(Activity): Search the entries for the word "domaine". Copy every line where it turns up.

(Data to examine):
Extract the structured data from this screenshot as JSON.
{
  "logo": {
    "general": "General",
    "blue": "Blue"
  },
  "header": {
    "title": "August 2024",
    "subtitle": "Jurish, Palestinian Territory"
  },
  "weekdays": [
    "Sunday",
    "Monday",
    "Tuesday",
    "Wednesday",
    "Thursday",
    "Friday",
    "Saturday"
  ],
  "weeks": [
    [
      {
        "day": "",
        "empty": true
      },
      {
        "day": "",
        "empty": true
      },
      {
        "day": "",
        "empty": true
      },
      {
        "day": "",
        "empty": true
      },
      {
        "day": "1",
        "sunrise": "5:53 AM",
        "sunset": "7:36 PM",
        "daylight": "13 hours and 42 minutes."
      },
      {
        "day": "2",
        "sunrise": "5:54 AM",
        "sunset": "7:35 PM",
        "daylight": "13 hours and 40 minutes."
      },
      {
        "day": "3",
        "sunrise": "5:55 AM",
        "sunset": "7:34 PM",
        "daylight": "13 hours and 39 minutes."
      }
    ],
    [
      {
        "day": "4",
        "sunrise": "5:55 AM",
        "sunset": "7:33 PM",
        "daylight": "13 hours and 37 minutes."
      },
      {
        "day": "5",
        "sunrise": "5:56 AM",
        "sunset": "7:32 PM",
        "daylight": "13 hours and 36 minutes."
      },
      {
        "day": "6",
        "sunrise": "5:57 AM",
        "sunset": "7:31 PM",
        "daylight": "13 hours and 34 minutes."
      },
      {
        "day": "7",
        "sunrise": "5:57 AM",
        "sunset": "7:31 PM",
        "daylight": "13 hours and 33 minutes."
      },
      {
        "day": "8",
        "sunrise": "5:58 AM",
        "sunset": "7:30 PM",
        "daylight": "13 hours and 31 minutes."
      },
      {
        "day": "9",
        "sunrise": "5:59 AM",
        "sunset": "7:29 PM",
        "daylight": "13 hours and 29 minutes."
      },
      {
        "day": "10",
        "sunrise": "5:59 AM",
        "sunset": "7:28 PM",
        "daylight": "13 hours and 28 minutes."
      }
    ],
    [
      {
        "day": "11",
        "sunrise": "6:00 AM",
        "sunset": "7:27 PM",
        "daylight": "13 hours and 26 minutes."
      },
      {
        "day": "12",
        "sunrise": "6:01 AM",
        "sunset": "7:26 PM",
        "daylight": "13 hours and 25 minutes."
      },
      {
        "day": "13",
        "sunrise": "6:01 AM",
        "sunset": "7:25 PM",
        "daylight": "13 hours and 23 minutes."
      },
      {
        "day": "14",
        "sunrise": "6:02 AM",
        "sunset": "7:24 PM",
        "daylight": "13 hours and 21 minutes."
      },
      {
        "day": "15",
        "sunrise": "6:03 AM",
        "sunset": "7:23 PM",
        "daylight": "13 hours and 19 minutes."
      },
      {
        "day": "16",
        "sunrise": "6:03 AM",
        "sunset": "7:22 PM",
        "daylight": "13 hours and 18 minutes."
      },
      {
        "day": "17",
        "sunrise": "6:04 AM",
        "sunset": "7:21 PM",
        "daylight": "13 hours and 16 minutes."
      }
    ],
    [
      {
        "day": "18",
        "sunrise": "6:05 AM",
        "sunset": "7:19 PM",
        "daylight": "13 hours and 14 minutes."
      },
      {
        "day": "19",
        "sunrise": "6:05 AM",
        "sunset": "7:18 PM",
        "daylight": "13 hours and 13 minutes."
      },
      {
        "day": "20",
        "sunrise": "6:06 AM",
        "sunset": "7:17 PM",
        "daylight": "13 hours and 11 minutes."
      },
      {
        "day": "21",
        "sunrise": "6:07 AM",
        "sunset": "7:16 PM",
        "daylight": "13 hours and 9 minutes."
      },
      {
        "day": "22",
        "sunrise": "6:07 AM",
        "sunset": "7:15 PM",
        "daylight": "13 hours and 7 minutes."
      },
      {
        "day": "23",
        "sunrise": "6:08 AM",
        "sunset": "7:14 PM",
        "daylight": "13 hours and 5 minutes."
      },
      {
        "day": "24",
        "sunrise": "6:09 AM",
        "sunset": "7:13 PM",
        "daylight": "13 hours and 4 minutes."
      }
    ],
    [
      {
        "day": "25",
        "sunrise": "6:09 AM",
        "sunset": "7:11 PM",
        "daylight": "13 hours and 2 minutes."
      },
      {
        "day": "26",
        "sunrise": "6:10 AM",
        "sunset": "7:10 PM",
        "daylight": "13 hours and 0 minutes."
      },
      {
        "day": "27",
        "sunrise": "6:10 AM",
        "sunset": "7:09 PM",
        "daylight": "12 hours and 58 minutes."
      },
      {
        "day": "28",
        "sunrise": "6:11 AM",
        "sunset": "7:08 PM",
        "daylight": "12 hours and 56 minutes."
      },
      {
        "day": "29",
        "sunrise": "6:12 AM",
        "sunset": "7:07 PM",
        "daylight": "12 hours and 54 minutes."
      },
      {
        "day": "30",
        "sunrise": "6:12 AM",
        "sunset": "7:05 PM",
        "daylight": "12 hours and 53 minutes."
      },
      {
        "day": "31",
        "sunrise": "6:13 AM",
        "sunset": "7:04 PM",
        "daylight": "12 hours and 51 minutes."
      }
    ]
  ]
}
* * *
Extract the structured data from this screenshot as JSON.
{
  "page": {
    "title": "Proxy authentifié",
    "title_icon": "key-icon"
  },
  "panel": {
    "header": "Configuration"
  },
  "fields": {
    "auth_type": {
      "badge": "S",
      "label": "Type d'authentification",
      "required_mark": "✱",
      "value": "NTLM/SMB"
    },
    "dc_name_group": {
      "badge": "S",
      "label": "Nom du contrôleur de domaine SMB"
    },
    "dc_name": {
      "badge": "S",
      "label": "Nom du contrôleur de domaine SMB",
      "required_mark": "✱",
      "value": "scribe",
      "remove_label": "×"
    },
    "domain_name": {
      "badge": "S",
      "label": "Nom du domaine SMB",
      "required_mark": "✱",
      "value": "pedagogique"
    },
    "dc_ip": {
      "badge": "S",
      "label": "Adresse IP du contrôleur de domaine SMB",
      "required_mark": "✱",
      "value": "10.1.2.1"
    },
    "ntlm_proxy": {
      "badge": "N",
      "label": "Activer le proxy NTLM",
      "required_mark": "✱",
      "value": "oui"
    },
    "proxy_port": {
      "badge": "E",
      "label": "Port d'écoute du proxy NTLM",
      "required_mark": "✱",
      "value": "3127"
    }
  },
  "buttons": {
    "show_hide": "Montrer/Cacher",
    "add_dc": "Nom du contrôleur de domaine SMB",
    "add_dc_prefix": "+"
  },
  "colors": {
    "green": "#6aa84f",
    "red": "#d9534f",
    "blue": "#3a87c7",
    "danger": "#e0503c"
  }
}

(Expected answer):
      "label": "Nom du contrôleur de domaine SMB"
      "label": "Nom du contrôleur de domaine SMB",
      "label": "Nom du domaine SMB",
      "label": "Adresse IP du contrôleur de domaine SMB",
    "add_dc": "Nom du contrôleur de domaine SMB",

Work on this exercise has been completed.